# PROMPT
Only the number is needed: how many lines of the entries below contain the word "icon".
[RECORDED INFORMATION — start]
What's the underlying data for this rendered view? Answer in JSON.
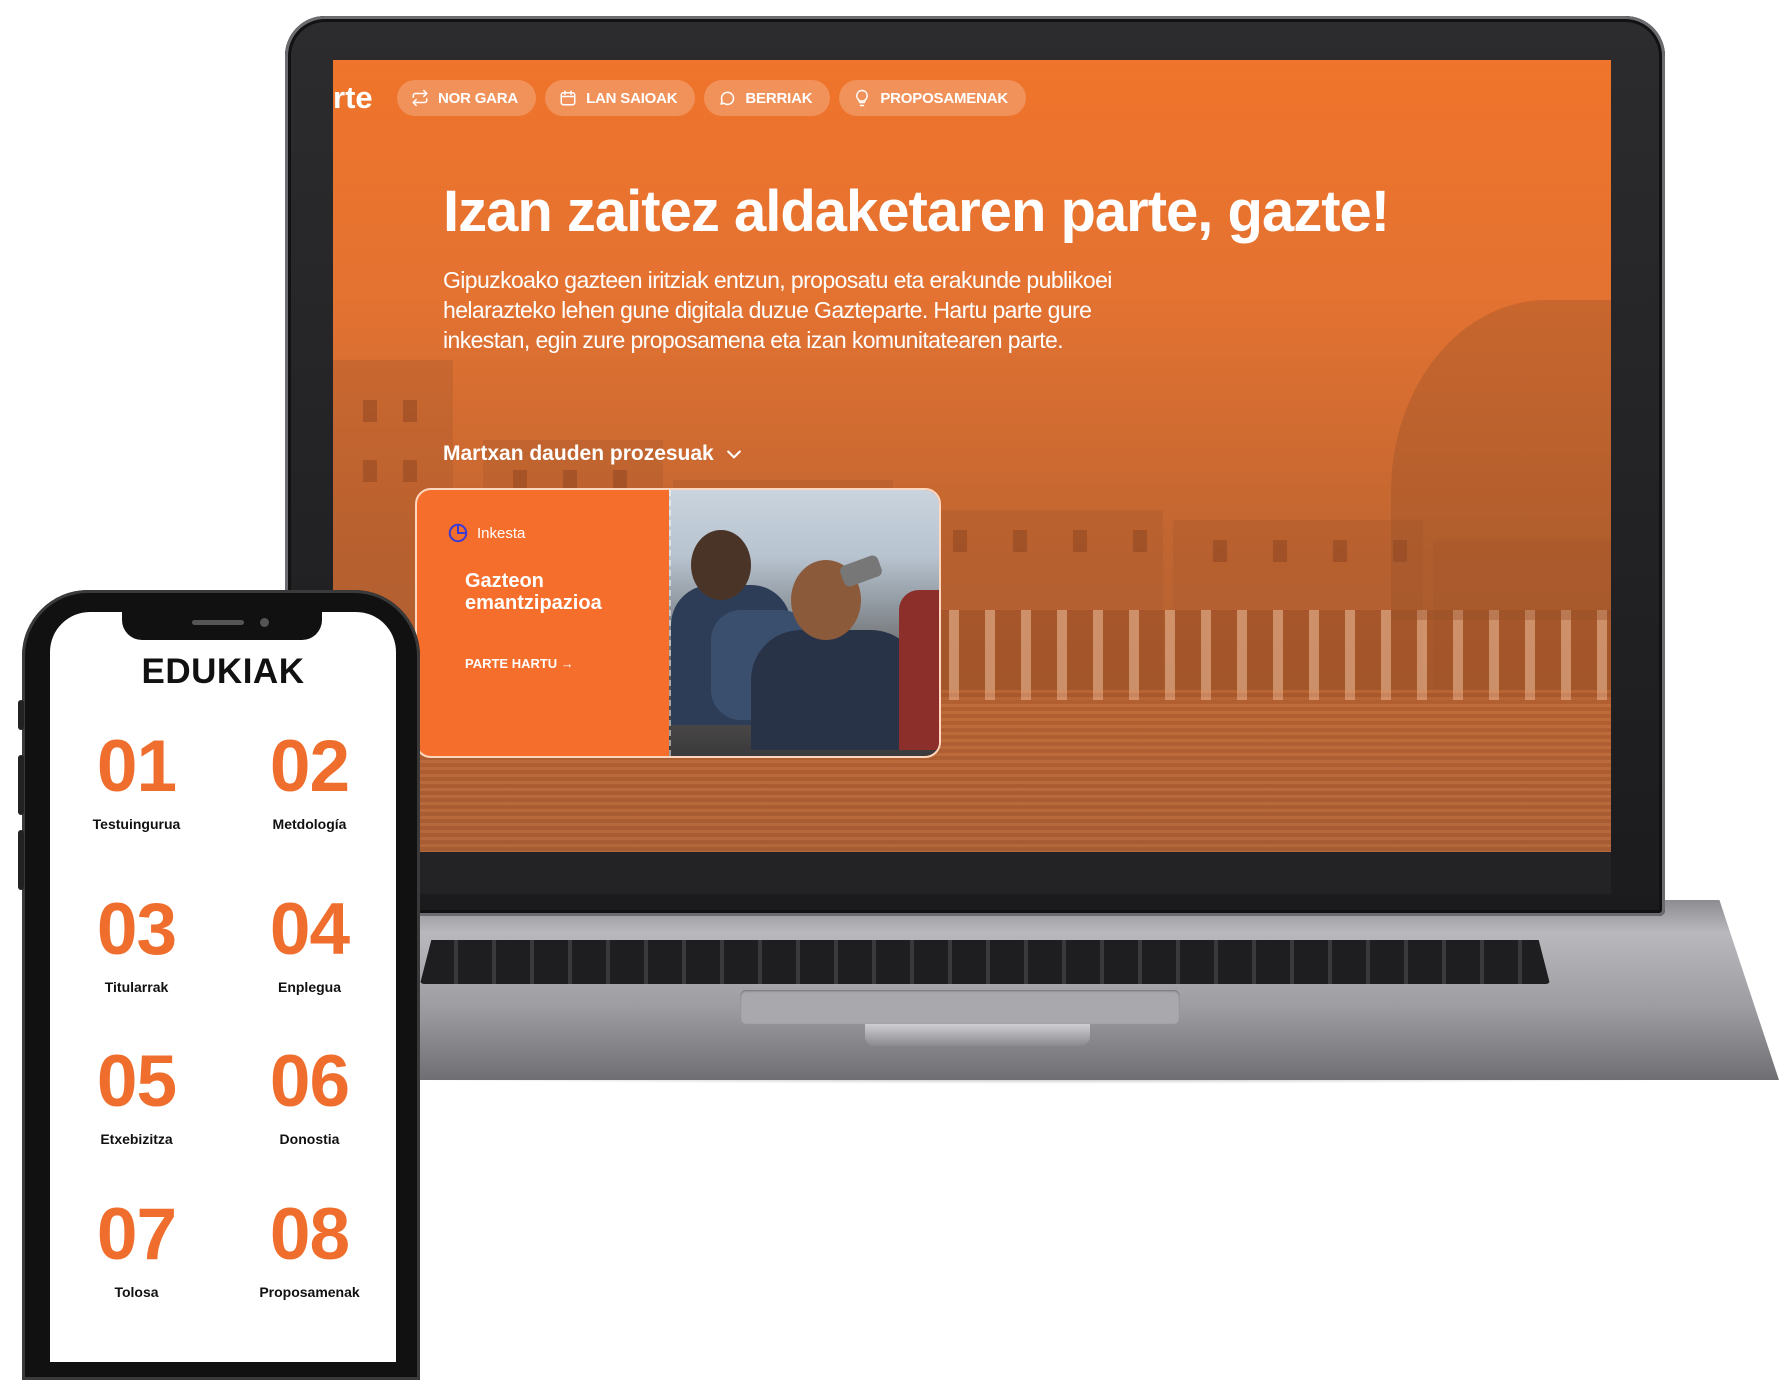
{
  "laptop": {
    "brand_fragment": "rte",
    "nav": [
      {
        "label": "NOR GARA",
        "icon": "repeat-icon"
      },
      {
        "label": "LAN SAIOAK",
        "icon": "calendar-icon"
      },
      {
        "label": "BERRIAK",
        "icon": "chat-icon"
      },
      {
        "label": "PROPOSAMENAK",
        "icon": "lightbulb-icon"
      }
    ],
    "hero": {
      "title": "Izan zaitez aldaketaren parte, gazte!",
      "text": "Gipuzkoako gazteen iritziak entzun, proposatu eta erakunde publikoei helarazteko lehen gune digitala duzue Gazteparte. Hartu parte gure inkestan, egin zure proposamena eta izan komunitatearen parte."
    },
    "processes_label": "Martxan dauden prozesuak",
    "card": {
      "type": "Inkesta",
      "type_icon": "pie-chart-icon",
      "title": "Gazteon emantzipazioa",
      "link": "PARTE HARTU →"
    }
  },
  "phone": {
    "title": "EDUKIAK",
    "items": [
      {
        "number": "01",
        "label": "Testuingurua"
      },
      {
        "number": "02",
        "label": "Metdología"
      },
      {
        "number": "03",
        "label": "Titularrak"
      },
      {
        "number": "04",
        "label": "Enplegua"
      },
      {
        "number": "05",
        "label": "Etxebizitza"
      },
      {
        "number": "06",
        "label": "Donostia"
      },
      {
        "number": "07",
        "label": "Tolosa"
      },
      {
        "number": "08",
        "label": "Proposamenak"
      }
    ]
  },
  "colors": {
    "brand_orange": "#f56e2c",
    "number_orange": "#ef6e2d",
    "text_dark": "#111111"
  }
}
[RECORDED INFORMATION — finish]
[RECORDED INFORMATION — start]
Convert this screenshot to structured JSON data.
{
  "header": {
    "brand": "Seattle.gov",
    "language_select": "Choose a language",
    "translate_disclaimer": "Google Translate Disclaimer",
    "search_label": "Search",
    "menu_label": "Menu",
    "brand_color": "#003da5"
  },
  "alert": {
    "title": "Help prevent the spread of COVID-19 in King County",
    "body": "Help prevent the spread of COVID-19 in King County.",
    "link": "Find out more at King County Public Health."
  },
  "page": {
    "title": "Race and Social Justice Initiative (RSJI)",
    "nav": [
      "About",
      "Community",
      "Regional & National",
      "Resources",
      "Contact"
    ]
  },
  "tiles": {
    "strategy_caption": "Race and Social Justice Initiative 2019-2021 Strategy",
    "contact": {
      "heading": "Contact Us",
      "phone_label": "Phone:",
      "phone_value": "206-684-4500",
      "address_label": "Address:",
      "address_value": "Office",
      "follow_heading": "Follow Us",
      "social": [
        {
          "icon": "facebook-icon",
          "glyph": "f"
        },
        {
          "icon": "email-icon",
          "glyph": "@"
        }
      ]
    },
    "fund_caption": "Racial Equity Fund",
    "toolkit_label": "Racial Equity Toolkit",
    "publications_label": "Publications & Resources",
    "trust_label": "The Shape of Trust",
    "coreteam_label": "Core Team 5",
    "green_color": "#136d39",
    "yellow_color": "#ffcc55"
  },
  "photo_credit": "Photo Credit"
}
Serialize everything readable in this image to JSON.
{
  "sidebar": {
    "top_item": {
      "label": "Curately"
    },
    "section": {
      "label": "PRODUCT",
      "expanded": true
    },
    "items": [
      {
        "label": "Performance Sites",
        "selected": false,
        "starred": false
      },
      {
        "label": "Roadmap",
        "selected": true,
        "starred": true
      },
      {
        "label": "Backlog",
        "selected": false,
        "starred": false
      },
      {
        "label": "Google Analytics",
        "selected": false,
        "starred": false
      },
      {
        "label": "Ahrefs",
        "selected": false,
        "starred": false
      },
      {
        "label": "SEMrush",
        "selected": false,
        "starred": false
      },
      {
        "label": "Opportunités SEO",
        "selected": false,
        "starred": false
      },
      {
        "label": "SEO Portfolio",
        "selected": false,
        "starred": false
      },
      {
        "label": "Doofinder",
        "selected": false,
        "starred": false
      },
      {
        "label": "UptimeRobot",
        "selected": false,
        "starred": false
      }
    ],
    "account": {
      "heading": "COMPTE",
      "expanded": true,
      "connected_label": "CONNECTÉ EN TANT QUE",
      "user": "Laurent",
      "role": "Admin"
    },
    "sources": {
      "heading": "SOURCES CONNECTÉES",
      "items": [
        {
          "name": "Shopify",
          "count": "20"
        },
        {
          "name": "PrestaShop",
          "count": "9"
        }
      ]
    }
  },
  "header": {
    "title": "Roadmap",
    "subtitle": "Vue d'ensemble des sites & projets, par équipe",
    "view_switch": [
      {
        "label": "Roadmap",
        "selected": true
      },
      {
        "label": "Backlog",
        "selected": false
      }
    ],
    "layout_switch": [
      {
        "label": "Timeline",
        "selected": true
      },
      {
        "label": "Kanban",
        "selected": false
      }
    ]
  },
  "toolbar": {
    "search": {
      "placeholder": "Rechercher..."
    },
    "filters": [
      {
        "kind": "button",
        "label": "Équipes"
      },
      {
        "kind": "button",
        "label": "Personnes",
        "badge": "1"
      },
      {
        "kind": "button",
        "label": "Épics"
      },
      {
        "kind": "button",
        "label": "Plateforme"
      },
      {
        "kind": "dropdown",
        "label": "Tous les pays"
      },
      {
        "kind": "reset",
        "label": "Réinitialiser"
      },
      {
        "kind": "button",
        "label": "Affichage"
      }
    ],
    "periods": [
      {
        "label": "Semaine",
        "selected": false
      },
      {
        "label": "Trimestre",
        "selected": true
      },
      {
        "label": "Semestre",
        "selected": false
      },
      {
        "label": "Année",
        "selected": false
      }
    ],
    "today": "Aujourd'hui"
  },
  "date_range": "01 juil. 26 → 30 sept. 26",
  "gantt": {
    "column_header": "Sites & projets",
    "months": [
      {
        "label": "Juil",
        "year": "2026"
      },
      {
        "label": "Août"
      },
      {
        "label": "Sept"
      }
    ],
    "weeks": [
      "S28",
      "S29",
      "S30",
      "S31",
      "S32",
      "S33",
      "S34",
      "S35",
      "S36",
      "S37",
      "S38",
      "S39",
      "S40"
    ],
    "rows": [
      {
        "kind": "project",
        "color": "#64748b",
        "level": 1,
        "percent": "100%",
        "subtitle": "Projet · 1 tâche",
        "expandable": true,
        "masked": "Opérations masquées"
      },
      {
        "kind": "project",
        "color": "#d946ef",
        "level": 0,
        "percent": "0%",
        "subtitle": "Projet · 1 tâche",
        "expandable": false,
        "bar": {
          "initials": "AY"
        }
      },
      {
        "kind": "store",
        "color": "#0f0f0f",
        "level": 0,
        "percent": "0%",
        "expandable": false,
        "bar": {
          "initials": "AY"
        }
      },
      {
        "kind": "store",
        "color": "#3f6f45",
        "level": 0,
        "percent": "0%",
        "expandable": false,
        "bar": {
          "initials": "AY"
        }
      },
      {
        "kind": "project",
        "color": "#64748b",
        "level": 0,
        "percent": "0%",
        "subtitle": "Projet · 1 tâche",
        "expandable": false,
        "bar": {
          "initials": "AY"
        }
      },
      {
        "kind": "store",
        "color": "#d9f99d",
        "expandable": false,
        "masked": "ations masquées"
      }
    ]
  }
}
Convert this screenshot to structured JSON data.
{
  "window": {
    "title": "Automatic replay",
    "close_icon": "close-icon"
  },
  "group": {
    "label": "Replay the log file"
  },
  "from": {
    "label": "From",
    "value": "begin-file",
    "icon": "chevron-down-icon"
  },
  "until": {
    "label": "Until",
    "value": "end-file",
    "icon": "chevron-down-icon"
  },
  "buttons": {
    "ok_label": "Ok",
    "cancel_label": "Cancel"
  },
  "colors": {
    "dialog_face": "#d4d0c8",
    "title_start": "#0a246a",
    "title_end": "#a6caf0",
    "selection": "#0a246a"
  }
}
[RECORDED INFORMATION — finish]
# ANSWER SECTION
10